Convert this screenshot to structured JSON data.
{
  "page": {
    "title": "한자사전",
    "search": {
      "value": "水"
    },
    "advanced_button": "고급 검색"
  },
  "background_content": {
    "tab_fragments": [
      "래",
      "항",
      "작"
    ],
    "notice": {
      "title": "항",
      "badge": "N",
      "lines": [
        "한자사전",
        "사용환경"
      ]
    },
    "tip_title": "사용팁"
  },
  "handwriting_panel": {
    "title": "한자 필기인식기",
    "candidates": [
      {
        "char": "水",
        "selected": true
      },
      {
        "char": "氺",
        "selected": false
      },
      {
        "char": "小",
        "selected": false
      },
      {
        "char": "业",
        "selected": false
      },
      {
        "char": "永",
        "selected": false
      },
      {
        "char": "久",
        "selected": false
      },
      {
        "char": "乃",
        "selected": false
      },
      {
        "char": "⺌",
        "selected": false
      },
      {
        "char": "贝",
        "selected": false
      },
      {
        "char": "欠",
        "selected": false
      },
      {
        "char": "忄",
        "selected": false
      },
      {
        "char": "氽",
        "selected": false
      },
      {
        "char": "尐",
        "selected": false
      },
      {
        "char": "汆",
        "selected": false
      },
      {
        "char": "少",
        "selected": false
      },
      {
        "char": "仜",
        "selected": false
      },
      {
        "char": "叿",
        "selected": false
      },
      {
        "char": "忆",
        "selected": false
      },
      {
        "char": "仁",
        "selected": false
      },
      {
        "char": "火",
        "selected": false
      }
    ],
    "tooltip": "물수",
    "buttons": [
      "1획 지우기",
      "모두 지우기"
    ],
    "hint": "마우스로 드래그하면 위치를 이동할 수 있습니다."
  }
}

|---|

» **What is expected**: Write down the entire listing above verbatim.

» **Output for this task**:
Convert this screenshot to structured JSON data.
{
  "page": {
    "title": "한자사전",
    "search": {
      "value": "水"
    },
    "advanced_button": "고급 검색"
  },
  "background_content": {
    "tab_fragments": [
      "래",
      "항",
      "작"
    ],
    "notice": {
      "title": "항",
      "badge": "N",
      "lines": [
        "한자사전",
        "사용환경"
      ]
    },
    "tip_title": "사용팁"
  },
  "handwriting_panel": {
    "title": "한자 필기인식기",
    "candidates": [
      {
        "char": "水",
        "selected": true
      },
      {
        "char": "氺",
        "selected": false
      },
      {
        "char": "小",
        "selected": false
      },
      {
        "char": "业",
        "selected": false
      },
      {
        "char": "永",
        "selected": false
      },
      {
        "char": "久",
        "selected": false
      },
      {
        "char": "乃",
        "selected": false
      },
      {
        "char": "⺌",
        "selected": false
      },
      {
        "char": "贝",
        "selected": false
      },
      {
        "char": "欠",
        "selected": false
      },
      {
        "char": "忄",
        "selected": false
      },
      {
        "char": "氽",
        "selected": false
      },
      {
        "char": "尐",
        "selected": false
      },
      {
        "char": "汆",
        "selected": false
      },
      {
        "char": "少",
        "selected": false
      },
      {
        "char": "仜",
        "selected": false
      },
      {
        "char": "叿",
        "selected": false
      },
      {
        "char": "忆",
        "selected": false
      },
      {
        "char": "仁",
        "selected": false
      },
      {
        "char": "火",
        "selected": false
      }
    ],
    "tooltip": "물수",
    "buttons": [
      "1획 지우기",
      "모두 지우기"
    ],
    "hint": "마우스로 드래그하면 위치를 이동할 수 있습니다."
  }
}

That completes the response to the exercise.